Regarding this article, we would like to stress the following.

During Al-Badri’s stay in Moscow on September 24, not 26 as reported by Izvestia, these issues were not discussed, nor were any messages delivered to the leaders of the Russian Federation.

I would like to reiterate that the Information and Press Department of the Russian Ministry of Foreign Affairs operates seven days a week with no days-off, we never make any exceptions for anyone, we work with everyone. If someone wants to write something about the Ministry, please ask us, and we will always comment so as to avoid such ridiculous reporting.

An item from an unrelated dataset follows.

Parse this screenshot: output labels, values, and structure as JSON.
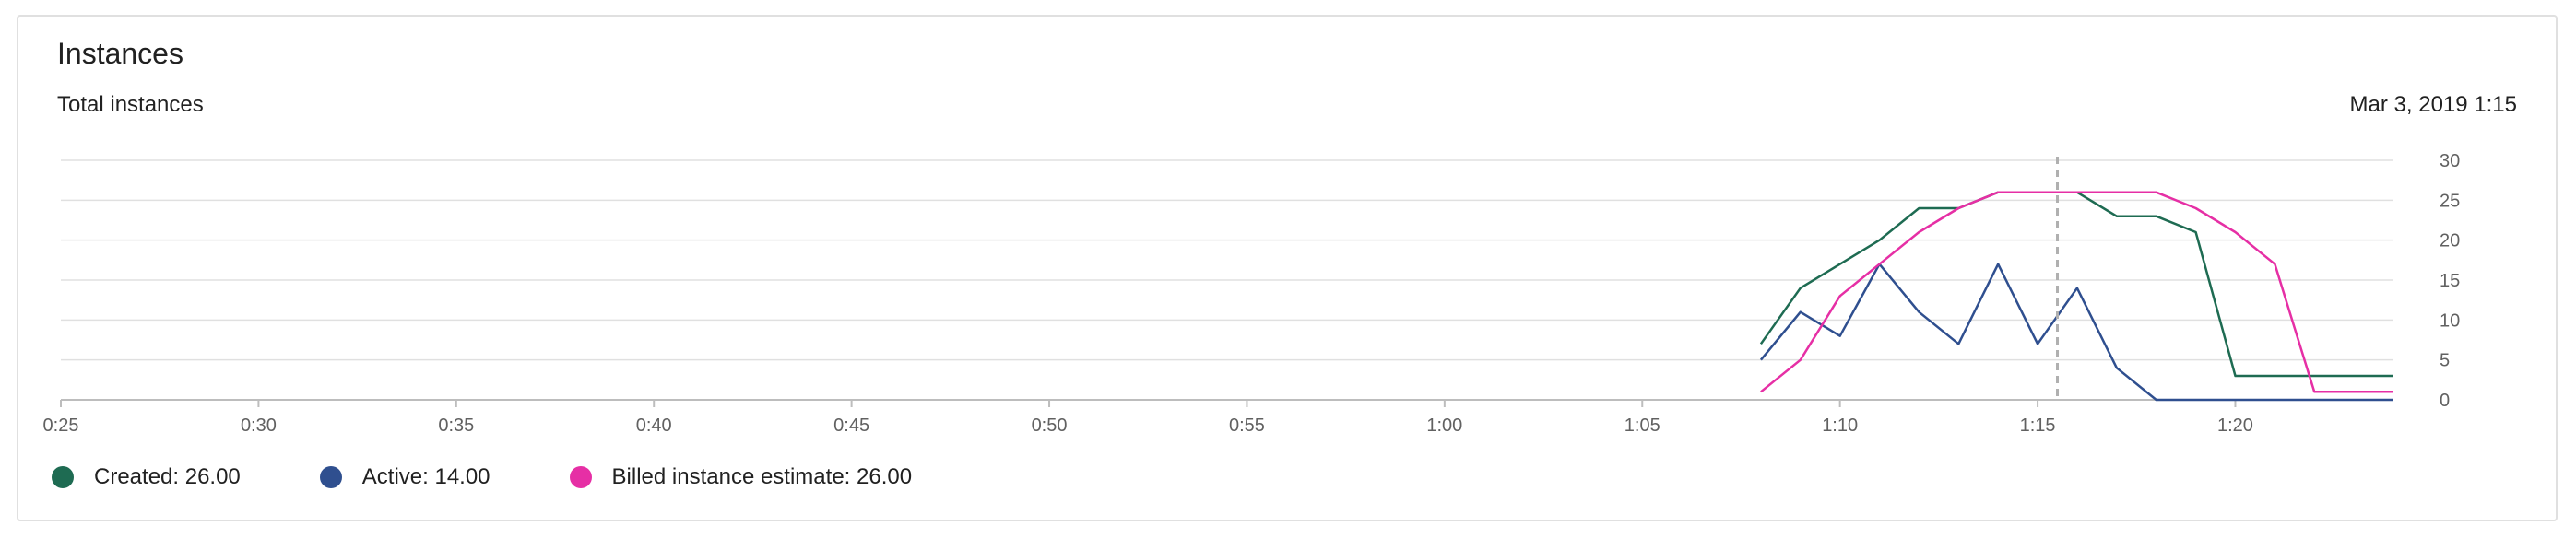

As this issue has gotten a lot of play in the media, I would like to address it in some detail. Guided by an interest in preserving the unity of Libya and reviving the Libyan state, Russia is working and intends to continue working with all Libyan parties. We consistently call on them to engage in a constructive dialogue in order to arrive at mutually acceptable solutions on all remaining disputed issues, first of all concerning the establishment of nation-wide government authorities and law-enforcement bodies. This was stressed, among other topics, during Foreign Minister Sergey Lavrov’s meeting on September 23 with Chairman of the Presidential Council of Libya and Prime Minister of the Government of National Accord of Libya Fayez al-Sarraj on the sidelines of the 71st UN General Assembly session in New York during ministerial week. We said the same to Martin Kobler, Special Representative of the UN Secretary-General on Libya, who visited Moscow on September 9, and later to Ambassador al-Badri.

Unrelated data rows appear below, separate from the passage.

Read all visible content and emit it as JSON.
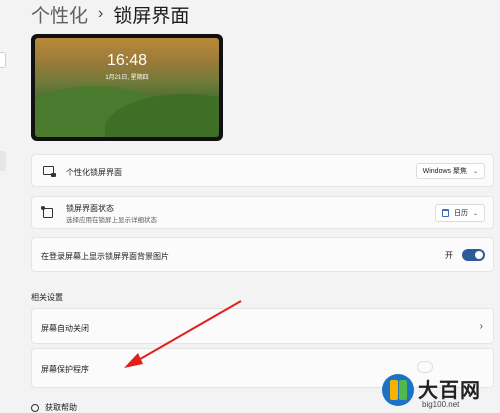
{
  "header": {
    "parent": "个性化",
    "separator": "›",
    "current": "锁屏界面"
  },
  "preview": {
    "time": "16:48",
    "date": "1月21日, 星期四"
  },
  "settings": {
    "lock_screen": {
      "title": "个性化锁屏界面",
      "value": "Windows 聚焦"
    },
    "status": {
      "title": "锁屏界面状态",
      "subtitle": "选择应用在锁屏上显示详细状态",
      "value": "日历"
    },
    "login_bg": {
      "title": "在登录屏幕上显示锁屏界面背景图片",
      "toggle_label": "开",
      "toggle_on": true
    }
  },
  "related": {
    "section_title": "相关设置",
    "timeout": {
      "title": "屏幕自动关闭"
    },
    "screensaver": {
      "title": "屏幕保护程序"
    }
  },
  "help": {
    "label": "获取帮助"
  },
  "watermark": {
    "title": "大百网",
    "url": "big100.net"
  },
  "colors": {
    "accent": "#2d5a9a",
    "arrow": "#e0201a",
    "background": "#f3f3f3"
  }
}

Regarding weapons deliveries, Russia strictly adheres to its obligations, like all members of the international community, arising from the relevant resolutions of the UNSC on Libya. Moreover, in contacts with our foreign partners we call on them to carefully weigh all the pros and cons when considering the possibility of lifting or softening the arms embargo on Libya, taking into account the specific features of the  internal political situation in that country.  We believe that the issues of providing Libyans with this sort of assistance and special military operations in Libya should be addressed with the utmost care and consideration so as not to damage the UN-led political process underway there.

That’s what one little article can do.